Serologic testing was the most common method for identifying HCV-positive individuals across most studies. The use of saliva testing, which has lower sensitivity of 83% , for identifying HCV cases or selecting subjects for subsequent serologic testing may have underestimated the total number of incident infections in two studies [20,23]. It is unclear, how this underestimation may have attenuated the association with the sharing of drug preparation equipment.
Our review found that the period of risk assessment was not always relevant to HCV incidence. For example, longer periods of risk behaviour assessment can lead to a greater likelihood of misclassification of subjects with regard to their risk behaviours and, consequently, reduce the association between equipment sharing and HCV infection. In the Chicago  and Seattle  studies, risk behaviours for the prior 12 months were examined in relation to HCV seroconversion. However, historical risk behaviours might not be representative of more recent HCV-related risk behaviours because of possible changes in sharing habits or intensity of drug use.

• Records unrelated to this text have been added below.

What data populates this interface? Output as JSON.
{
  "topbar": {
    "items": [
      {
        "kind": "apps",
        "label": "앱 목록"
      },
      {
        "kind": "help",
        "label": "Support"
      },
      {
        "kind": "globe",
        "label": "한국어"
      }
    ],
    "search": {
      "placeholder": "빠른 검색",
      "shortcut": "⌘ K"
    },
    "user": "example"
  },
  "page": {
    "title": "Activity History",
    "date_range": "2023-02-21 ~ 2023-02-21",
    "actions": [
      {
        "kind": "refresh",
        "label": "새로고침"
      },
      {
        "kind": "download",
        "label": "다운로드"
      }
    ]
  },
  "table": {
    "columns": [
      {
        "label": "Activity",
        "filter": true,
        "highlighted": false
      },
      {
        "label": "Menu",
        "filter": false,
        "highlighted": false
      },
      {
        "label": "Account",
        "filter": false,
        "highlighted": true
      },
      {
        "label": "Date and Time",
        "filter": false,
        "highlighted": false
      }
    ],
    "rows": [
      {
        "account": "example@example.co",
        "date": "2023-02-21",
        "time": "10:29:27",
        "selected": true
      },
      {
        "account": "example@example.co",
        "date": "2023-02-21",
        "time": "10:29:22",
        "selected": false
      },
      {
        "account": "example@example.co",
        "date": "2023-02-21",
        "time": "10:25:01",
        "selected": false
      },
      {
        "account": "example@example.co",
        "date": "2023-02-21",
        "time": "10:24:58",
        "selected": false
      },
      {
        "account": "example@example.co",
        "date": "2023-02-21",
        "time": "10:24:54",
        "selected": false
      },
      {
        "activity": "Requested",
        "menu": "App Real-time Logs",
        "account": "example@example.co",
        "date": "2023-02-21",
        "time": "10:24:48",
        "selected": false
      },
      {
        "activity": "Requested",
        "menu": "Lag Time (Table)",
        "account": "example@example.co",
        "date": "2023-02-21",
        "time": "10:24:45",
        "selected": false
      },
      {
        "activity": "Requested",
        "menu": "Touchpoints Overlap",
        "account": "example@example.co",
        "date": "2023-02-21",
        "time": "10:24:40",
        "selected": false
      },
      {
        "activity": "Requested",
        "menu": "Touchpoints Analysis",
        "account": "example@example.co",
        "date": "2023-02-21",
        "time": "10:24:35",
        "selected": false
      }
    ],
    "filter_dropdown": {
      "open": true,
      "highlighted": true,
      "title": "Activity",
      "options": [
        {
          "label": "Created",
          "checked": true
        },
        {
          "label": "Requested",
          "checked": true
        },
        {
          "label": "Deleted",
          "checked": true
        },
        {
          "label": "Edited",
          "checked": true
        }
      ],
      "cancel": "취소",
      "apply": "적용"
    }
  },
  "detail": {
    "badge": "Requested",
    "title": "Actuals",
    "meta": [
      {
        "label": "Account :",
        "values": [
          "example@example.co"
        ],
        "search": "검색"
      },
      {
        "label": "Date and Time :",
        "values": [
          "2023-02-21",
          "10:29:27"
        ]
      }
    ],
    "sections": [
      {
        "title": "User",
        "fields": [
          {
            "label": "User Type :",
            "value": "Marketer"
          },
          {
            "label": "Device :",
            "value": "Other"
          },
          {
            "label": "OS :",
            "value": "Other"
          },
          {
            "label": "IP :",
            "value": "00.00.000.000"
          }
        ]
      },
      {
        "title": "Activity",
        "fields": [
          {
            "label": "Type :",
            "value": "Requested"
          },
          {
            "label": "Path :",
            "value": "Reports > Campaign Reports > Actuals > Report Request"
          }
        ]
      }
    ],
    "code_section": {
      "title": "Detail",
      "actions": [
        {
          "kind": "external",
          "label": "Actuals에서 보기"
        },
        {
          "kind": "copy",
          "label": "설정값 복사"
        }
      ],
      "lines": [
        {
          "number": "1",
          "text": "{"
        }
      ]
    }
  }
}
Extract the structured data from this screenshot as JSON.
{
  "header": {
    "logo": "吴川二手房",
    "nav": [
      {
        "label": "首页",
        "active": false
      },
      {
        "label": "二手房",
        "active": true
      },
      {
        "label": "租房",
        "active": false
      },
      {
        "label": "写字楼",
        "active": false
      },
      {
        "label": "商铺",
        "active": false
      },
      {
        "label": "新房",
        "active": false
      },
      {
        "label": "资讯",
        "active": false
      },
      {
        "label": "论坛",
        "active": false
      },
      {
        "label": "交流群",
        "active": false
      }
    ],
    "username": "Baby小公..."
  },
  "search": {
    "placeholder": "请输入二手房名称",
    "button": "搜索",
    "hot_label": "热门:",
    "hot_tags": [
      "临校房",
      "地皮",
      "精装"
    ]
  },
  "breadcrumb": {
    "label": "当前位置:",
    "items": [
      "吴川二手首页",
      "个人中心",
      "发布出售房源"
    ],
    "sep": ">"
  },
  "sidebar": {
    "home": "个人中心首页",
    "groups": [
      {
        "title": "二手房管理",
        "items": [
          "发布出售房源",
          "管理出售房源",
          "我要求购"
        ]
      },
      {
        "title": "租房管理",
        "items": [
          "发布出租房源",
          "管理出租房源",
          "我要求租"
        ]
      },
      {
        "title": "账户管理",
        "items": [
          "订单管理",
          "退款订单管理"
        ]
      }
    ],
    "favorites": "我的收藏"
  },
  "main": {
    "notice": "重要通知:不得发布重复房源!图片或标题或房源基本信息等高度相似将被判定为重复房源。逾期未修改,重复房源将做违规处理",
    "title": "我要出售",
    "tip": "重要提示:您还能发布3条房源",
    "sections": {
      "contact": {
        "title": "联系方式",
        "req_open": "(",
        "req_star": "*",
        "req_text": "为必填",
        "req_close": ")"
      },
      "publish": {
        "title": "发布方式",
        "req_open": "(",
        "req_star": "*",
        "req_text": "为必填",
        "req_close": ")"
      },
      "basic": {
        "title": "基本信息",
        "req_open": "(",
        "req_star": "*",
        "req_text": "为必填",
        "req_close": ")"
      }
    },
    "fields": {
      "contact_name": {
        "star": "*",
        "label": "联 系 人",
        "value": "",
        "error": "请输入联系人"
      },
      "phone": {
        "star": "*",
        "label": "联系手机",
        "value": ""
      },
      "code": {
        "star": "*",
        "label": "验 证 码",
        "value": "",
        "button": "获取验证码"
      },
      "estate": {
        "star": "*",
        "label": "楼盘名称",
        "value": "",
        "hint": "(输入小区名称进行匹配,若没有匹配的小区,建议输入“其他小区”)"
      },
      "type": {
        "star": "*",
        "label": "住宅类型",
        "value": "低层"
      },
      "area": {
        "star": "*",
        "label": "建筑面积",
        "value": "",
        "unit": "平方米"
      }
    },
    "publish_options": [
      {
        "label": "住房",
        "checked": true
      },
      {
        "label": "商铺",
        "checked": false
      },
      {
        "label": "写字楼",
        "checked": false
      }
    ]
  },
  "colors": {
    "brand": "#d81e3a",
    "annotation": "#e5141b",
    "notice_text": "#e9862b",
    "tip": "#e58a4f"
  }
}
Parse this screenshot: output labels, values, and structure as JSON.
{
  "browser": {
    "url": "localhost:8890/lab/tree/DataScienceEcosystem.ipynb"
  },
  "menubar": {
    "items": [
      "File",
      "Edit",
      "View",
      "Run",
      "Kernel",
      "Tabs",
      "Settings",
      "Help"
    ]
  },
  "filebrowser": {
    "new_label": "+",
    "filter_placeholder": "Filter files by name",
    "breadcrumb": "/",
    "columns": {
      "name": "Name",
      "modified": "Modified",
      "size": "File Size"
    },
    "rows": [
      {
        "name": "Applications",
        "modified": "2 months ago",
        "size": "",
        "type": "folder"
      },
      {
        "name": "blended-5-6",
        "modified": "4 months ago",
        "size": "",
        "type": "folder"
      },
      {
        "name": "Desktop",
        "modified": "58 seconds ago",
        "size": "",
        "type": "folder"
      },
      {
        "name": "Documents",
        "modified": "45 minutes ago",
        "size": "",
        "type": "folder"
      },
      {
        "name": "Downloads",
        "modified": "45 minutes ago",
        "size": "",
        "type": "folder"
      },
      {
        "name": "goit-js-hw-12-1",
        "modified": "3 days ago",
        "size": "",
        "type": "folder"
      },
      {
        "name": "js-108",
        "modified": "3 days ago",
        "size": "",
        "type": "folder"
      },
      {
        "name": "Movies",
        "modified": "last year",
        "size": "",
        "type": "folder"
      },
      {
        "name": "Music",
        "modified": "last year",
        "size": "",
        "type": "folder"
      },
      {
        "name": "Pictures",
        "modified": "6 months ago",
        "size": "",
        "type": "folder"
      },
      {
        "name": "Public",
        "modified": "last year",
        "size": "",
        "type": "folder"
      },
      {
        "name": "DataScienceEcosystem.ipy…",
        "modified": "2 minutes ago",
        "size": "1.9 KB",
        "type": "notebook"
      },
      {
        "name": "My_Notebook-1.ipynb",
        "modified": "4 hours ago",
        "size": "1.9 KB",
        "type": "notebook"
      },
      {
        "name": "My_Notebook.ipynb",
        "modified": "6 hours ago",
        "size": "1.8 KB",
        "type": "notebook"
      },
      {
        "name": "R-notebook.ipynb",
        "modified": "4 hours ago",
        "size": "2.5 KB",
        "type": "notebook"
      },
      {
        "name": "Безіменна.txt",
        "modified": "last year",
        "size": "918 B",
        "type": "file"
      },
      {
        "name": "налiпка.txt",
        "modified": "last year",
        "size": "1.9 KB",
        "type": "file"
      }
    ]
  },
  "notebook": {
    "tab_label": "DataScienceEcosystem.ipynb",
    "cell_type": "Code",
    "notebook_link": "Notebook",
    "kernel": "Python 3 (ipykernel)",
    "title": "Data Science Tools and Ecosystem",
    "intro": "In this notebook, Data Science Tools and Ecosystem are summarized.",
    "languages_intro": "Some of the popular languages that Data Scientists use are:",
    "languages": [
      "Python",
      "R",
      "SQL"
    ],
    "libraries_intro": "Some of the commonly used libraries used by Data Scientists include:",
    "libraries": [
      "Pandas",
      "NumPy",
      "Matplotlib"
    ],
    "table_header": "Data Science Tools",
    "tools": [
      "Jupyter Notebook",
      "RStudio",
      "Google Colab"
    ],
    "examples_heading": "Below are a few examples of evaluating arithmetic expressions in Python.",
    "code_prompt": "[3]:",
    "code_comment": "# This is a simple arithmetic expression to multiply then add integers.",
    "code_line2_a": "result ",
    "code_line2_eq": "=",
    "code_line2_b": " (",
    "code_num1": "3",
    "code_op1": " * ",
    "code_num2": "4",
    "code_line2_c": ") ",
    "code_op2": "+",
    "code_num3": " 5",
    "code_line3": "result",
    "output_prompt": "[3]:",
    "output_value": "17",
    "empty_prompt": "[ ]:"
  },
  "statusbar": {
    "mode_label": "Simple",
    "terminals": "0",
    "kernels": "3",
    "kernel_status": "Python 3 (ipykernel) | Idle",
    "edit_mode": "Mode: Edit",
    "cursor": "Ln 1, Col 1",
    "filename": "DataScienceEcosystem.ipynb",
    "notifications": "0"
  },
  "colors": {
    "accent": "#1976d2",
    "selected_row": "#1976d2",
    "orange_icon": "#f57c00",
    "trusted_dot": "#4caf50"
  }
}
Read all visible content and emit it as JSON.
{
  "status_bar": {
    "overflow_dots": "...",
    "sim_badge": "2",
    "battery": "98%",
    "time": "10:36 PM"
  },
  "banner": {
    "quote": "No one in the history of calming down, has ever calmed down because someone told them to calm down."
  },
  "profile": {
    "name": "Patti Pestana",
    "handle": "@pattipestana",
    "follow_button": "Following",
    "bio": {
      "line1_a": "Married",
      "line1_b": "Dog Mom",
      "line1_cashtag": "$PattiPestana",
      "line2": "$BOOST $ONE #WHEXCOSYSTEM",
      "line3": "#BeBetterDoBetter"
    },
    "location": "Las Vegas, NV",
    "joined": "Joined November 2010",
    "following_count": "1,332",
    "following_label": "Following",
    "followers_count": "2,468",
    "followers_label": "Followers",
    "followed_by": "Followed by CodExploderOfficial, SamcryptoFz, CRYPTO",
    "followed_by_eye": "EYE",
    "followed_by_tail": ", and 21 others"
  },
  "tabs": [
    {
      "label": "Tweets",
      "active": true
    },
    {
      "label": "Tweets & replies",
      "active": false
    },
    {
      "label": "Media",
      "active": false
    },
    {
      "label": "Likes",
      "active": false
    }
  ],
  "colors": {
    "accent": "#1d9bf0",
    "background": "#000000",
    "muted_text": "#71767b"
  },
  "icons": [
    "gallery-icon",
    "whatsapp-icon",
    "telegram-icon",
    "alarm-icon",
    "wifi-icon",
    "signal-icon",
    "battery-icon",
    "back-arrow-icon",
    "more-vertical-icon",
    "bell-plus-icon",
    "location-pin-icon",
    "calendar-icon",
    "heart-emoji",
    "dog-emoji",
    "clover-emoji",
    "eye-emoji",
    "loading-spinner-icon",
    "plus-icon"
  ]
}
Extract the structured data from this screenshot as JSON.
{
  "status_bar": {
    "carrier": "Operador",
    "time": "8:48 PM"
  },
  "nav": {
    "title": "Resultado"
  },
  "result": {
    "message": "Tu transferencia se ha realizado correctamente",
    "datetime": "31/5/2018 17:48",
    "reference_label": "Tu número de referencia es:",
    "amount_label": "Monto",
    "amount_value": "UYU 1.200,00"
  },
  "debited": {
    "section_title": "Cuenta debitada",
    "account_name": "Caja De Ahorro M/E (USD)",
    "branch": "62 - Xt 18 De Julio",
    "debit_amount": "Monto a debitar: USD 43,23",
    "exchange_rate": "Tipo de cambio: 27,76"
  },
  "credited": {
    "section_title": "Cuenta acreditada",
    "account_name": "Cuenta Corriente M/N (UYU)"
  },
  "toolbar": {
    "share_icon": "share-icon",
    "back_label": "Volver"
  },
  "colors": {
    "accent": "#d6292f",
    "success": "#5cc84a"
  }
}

In contrast, risk behaviour information which is restricted to a short period may preclude high-risk sharing episodes that occur prior to the period of interest. In other cases, periods of injecting may be intermittent and, thus, overestimate HCV infection risk during periods of noninjecting. Except for one study , there was little evidence for periods of noninjecting to be accounted for. The inclusion of lower-risk periods can lead to misclassification of equipment sharing and underestimation of the association between sharing and HCV infection.
Researchers should strive to improve on several methodological aspects in order to better address the limitations identified in this review. First, additional prospective studies are needed to distinguish the relative contribution of the various types of drug preparation materials to HCV infection. This would allow for more specific identification of materials which carry the highest risk of HCV infection. Second, future research should aim to increase comparability of results across studies by a more justified choice of risk periods and consistency in the definitions of injection drug use and equipment sharing. Finally, water for drug preparation, unlike water for equipment rinsing, was seldom considered as a potential risk factor for HCV seroconversion. Other materials such as swabs and tourniquets were also rarely examined. Nevertheless, our review of the literature reinforces the need to recommend the use of sterile injecting equipment for all episodes of drug injecting.
The current evidence regarding drug preparation equipment sharing and HCV incidence is not overwhelming. To further differentiate the impact of various injecting equipment on HCV risk, additional longitudinal studies are needed that have longer and more rigorous follow-up, more appropriately control for potential and known confounders, adequately adjust for periods of noninjecting and use consistent definitions of risk behaviour.